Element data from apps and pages
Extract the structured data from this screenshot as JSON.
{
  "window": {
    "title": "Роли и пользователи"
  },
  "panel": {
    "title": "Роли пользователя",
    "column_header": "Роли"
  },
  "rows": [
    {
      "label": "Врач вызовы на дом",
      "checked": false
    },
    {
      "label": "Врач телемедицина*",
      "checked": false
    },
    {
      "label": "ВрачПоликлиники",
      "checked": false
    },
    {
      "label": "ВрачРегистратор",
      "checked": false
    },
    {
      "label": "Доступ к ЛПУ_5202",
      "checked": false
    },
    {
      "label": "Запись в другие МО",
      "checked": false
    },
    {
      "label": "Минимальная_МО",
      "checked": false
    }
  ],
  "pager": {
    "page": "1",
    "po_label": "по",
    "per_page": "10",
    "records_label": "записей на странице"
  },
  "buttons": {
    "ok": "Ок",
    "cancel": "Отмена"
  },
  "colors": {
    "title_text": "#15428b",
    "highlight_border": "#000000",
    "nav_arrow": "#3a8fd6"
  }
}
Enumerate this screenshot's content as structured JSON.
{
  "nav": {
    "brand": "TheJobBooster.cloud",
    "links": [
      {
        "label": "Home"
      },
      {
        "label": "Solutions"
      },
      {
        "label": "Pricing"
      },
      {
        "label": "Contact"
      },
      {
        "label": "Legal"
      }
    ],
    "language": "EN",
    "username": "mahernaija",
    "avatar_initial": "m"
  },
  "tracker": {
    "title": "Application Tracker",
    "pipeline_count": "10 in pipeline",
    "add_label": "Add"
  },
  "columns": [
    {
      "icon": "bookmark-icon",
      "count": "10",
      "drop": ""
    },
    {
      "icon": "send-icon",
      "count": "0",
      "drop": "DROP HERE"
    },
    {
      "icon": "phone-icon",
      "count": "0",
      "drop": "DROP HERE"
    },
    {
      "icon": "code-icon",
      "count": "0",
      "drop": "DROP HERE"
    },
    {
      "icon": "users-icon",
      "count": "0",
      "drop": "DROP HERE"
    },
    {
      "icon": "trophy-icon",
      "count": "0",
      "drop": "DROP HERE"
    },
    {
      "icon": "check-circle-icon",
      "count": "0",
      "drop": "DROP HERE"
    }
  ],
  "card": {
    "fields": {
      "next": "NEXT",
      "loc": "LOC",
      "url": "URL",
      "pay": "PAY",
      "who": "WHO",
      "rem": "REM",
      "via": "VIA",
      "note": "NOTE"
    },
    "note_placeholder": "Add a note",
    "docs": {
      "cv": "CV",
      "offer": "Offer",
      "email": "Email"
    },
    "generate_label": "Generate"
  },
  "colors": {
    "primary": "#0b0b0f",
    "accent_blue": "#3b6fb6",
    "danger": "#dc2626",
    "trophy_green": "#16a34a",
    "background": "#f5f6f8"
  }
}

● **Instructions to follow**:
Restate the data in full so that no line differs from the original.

● **Result of this exercise**:
Extract the structured data from this screenshot as JSON.
{
  "window": {
    "title": "Роли и пользователи"
  },
  "panel": {
    "title": "Роли пользователя",
    "column_header": "Роли"
  },
  "rows": [
    {
      "label": "Врач вызовы на дом",
      "checked": false
    },
    {
      "label": "Врач телемедицина*",
      "checked": false
    },
    {
      "label": "ВрачПоликлиники",
      "checked": false
    },
    {
      "label": "ВрачРегистратор",
      "checked": false
    },
    {
      "label": "Доступ к ЛПУ_5202",
      "checked": false
    },
    {
      "label": "Запись в другие МО",
      "checked": false
    },
    {
      "label": "Минимальная_МО",
      "checked": false
    }
  ],
  "pager": {
    "page": "1",
    "po_label": "по",
    "per_page": "10",
    "records_label": "записей на странице"
  },
  "buttons": {
    "ok": "Ок",
    "cancel": "Отмена"
  },
  "colors": {
    "title_text": "#15428b",
    "highlight_border": "#000000",
    "nav_arrow": "#3a8fd6"
  }
}
Enumerate this screenshot's content as structured JSON.
{
  "nav": {
    "brand": "TheJobBooster.cloud",
    "links": [
      {
        "label": "Home"
      },
      {
        "label": "Solutions"
      },
      {
        "label": "Pricing"
      },
      {
        "label": "Contact"
      },
      {
        "label": "Legal"
      }
    ],
    "language": "EN",
    "username": "mahernaija",
    "avatar_initial": "m"
  },
  "tracker": {
    "title": "Application Tracker",
    "pipeline_count": "10 in pipeline",
    "add_label": "Add"
  },
  "columns": [
    {
      "icon": "bookmark-icon",
      "count": "10",
      "drop": ""
    },
    {
      "icon": "send-icon",
      "count": "0",
      "drop": "DROP HERE"
    },
    {
      "icon": "phone-icon",
      "count": "0",
      "drop": "DROP HERE"
    },
    {
      "icon": "code-icon",
      "count": "0",
      "drop": "DROP HERE"
    },
    {
      "icon": "users-icon",
      "count": "0",
      "drop": "DROP HERE"
    },
    {
      "icon": "trophy-icon",
      "count": "0",
      "drop": "DROP HERE"
    },
    {
      "icon": "check-circle-icon",
      "count": "0",
      "drop": "DROP HERE"
    }
  ],
  "card": {
    "fields": {
      "next": "NEXT",
      "loc": "LOC",
      "url": "URL",
      "pay": "PAY",
      "who": "WHO",
      "rem": "REM",
      "via": "VIA",
      "note": "NOTE"
    },
    "note_placeholder": "Add a note",
    "docs": {
      "cv": "CV",
      "offer": "Offer",
      "email": "Email"
    },
    "generate_label": "Generate"
  },
  "colors": {
    "primary": "#0b0b0f",
    "accent_blue": "#3b6fb6",
    "danger": "#dc2626",
    "trophy_green": "#16a34a",
    "background": "#f5f6f8"
  }
}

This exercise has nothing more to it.